__EXERCISE REQUIREMENTS__
Each entry below should be retyped exactly as given.

__DATASET CONTENT__
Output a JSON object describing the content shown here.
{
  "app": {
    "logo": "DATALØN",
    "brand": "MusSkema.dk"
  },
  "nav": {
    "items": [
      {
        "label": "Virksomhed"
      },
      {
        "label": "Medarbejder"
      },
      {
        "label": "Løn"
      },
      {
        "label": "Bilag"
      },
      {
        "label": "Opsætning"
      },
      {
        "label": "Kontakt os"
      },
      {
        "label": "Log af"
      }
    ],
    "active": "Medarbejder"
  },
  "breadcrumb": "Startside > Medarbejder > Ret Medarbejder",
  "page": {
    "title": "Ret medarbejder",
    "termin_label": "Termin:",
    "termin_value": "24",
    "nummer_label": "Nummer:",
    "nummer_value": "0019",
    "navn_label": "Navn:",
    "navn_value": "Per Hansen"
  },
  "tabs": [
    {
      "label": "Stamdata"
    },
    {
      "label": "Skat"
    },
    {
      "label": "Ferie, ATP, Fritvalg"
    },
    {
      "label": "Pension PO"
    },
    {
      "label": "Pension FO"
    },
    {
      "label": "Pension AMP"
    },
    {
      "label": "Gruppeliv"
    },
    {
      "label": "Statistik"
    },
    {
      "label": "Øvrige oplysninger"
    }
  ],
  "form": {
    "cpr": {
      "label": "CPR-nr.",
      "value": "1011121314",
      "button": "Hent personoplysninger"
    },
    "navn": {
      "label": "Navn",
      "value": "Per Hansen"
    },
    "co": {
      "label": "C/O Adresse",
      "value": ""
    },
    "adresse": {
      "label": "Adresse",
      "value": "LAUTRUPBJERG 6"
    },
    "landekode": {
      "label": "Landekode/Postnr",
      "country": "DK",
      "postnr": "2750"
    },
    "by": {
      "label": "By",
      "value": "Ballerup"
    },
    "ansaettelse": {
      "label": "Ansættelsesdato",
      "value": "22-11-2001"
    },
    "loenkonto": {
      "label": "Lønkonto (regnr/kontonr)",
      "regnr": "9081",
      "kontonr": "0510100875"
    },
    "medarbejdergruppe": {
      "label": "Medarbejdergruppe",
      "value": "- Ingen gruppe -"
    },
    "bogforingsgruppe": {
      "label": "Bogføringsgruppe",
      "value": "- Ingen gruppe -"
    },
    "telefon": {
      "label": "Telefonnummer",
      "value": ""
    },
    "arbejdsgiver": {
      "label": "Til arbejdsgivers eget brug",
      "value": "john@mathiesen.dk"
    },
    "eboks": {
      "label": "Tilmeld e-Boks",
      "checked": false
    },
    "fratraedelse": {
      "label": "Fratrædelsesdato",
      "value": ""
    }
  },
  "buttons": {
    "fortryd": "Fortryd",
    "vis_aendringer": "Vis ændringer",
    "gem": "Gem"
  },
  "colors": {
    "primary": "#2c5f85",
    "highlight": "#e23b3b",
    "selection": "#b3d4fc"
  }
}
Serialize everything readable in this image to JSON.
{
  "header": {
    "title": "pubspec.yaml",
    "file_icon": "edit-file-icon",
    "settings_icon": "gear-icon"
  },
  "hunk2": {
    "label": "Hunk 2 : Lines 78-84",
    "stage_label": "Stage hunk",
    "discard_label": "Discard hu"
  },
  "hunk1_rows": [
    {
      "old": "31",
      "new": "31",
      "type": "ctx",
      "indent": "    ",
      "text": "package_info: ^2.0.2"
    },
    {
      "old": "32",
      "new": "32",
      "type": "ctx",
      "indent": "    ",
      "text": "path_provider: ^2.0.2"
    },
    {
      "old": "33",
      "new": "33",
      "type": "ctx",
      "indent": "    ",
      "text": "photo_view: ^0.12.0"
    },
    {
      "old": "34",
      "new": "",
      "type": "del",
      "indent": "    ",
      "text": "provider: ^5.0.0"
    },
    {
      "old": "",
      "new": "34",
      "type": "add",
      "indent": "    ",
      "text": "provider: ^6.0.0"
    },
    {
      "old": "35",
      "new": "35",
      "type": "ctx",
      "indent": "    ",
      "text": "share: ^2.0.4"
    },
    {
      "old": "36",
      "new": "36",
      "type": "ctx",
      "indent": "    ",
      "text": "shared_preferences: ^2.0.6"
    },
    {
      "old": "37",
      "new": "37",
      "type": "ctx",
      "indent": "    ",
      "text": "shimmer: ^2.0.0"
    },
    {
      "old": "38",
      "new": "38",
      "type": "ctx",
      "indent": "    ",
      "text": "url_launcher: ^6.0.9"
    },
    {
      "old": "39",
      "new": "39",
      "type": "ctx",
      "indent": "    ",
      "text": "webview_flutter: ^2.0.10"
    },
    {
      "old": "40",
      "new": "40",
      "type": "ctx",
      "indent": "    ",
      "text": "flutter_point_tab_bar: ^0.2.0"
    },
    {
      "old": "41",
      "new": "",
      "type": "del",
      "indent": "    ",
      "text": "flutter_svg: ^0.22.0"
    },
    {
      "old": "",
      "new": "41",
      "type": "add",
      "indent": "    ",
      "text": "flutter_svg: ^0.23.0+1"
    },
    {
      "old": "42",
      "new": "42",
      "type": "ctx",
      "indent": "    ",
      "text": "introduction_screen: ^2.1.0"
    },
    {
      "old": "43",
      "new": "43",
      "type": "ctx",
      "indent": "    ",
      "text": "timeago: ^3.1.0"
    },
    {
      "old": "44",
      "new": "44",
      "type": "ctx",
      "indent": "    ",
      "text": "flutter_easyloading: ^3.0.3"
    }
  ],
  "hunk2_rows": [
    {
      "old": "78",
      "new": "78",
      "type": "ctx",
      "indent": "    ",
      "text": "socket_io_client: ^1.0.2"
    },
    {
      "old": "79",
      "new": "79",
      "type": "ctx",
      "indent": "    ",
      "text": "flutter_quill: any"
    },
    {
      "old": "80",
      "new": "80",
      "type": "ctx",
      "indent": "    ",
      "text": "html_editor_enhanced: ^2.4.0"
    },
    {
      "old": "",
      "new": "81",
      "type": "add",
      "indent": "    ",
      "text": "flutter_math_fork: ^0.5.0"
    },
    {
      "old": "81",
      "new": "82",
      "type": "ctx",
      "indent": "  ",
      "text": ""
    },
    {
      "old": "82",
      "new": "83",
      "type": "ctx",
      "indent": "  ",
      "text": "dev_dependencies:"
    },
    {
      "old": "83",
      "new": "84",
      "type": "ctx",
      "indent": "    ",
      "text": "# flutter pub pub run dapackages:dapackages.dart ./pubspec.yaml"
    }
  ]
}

__RESPONSE TO THIS TASK__
Output a JSON object describing the content shown here.
{
  "app": {
    "logo": "DATALØN",
    "brand": "MusSkema.dk"
  },
  "nav": {
    "items": [
      {
        "label": "Virksomhed"
      },
      {
        "label": "Medarbejder"
      },
      {
        "label": "Løn"
      },
      {
        "label": "Bilag"
      },
      {
        "label": "Opsætning"
      },
      {
        "label": "Kontakt os"
      },
      {
        "label": "Log af"
      }
    ],
    "active": "Medarbejder"
  },
  "breadcrumb": "Startside > Medarbejder > Ret Medarbejder",
  "page": {
    "title": "Ret medarbejder",
    "termin_label": "Termin:",
    "termin_value": "24",
    "nummer_label": "Nummer:",
    "nummer_value": "0019",
    "navn_label": "Navn:",
    "navn_value": "Per Hansen"
  },
  "tabs": [
    {
      "label": "Stamdata"
    },
    {
      "label": "Skat"
    },
    {
      "label": "Ferie, ATP, Fritvalg"
    },
    {
      "label": "Pension PO"
    },
    {
      "label": "Pension FO"
    },
    {
      "label": "Pension AMP"
    },
    {
      "label": "Gruppeliv"
    },
    {
      "label": "Statistik"
    },
    {
      "label": "Øvrige oplysninger"
    }
  ],
  "form": {
    "cpr": {
      "label": "CPR-nr.",
      "value": "1011121314",
      "button": "Hent personoplysninger"
    },
    "navn": {
      "label": "Navn",
      "value": "Per Hansen"
    },
    "co": {
      "label": "C/O Adresse",
      "value": ""
    },
    "adresse": {
      "label": "Adresse",
      "value": "LAUTRUPBJERG 6"
    },
    "landekode": {
      "label": "Landekode/Postnr",
      "country": "DK",
      "postnr": "2750"
    },
    "by": {
      "label": "By",
      "value": "Ballerup"
    },
    "ansaettelse": {
      "label": "Ansættelsesdato",
      "value": "22-11-2001"
    },
    "loenkonto": {
      "label": "Lønkonto (regnr/kontonr)",
      "regnr": "9081",
      "kontonr": "0510100875"
    },
    "medarbejdergruppe": {
      "label": "Medarbejdergruppe",
      "value": "- Ingen gruppe -"
    },
    "bogforingsgruppe": {
      "label": "Bogføringsgruppe",
      "value": "- Ingen gruppe -"
    },
    "telefon": {
      "label": "Telefonnummer",
      "value": ""
    },
    "arbejdsgiver": {
      "label": "Til arbejdsgivers eget brug",
      "value": "john@mathiesen.dk"
    },
    "eboks": {
      "label": "Tilmeld e-Boks",
      "checked": false
    },
    "fratraedelse": {
      "label": "Fratrædelsesdato",
      "value": ""
    }
  },
  "buttons": {
    "fortryd": "Fortryd",
    "vis_aendringer": "Vis ændringer",
    "gem": "Gem"
  },
  "colors": {
    "primary": "#2c5f85",
    "highlight": "#e23b3b",
    "selection": "#b3d4fc"
  }
}
Serialize everything readable in this image to JSON.
{
  "header": {
    "title": "pubspec.yaml",
    "file_icon": "edit-file-icon",
    "settings_icon": "gear-icon"
  },
  "hunk2": {
    "label": "Hunk 2 : Lines 78-84",
    "stage_label": "Stage hunk",
    "discard_label": "Discard hu"
  },
  "hunk1_rows": [
    {
      "old": "31",
      "new": "31",
      "type": "ctx",
      "indent": "    ",
      "text": "package_info: ^2.0.2"
    },
    {
      "old": "32",
      "new": "32",
      "type": "ctx",
      "indent": "    ",
      "text": "path_provider: ^2.0.2"
    },
    {
      "old": "33",
      "new": "33",
      "type": "ctx",
      "indent": "    ",
      "text": "photo_view: ^0.12.0"
    },
    {
      "old": "34",
      "new": "",
      "type": "del",
      "indent": "    ",
      "text": "provider: ^5.0.0"
    },
    {
      "old": "",
      "new": "34",
      "type": "add",
      "indent": "    ",
      "text": "provider: ^6.0.0"
    },
    {
      "old": "35",
      "new": "35",
      "type": "ctx",
      "indent": "    ",
      "text": "share: ^2.0.4"
    },
    {
      "old": "36",
      "new": "36",
      "type": "ctx",
      "indent": "    ",
      "text": "shared_preferences: ^2.0.6"
    },
    {
      "old": "37",
      "new": "37",
      "type": "ctx",
      "indent": "    ",
      "text": "shimmer: ^2.0.0"
    },
    {
      "old": "38",
      "new": "38",
      "type": "ctx",
      "indent": "    ",
      "text": "url_launcher: ^6.0.9"
    },
    {
      "old": "39",
      "new": "39",
      "type": "ctx",
      "indent": "    ",
      "text": "webview_flutter: ^2.0.10"
    },
    {
      "old": "40",
      "new": "40",
      "type": "ctx",
      "indent": "    ",
      "text": "flutter_point_tab_bar: ^0.2.0"
    },
    {
      "old": "41",
      "new": "",
      "type": "del",
      "indent": "    ",
      "text": "flutter_svg: ^0.22.0"
    },
    {
      "old": "",
      "new": "41",
      "type": "add",
      "indent": "    ",
      "text": "flutter_svg: ^0.23.0+1"
    },
    {
      "old": "42",
      "new": "42",
      "type": "ctx",
      "indent": "    ",
      "text": "introduction_screen: ^2.1.0"
    },
    {
      "old": "43",
      "new": "43",
      "type": "ctx",
      "indent": "    ",
      "text": "timeago: ^3.1.0"
    },
    {
      "old": "44",
      "new": "44",
      "type": "ctx",
      "indent": "    ",
      "text": "flutter_easyloading: ^3.0.3"
    }
  ],
  "hunk2_rows": [
    {
      "old": "78",
      "new": "78",
      "type": "ctx",
      "indent": "    ",
      "text": "socket_io_client: ^1.0.2"
    },
    {
      "old": "79",
      "new": "79",
      "type": "ctx",
      "indent": "    ",
      "text": "flutter_quill: any"
    },
    {
      "old": "80",
      "new": "80",
      "type": "ctx",
      "indent": "    ",
      "text": "html_editor_enhanced: ^2.4.0"
    },
    {
      "old": "",
      "new": "81",
      "type": "add",
      "indent": "    ",
      "text": "flutter_math_fork: ^0.5.0"
    },
    {
      "old": "81",
      "new": "82",
      "type": "ctx",
      "indent": "  ",
      "text": ""
    },
    {
      "old": "82",
      "new": "83",
      "type": "ctx",
      "indent": "  ",
      "text": "dev_dependencies:"
    },
    {
      "old": "83",
      "new": "84",
      "type": "ctx",
      "indent": "    ",
      "text": "# flutter pub pub run dapackages:dapackages.dart ./pubspec.yaml"
    }
  ]
}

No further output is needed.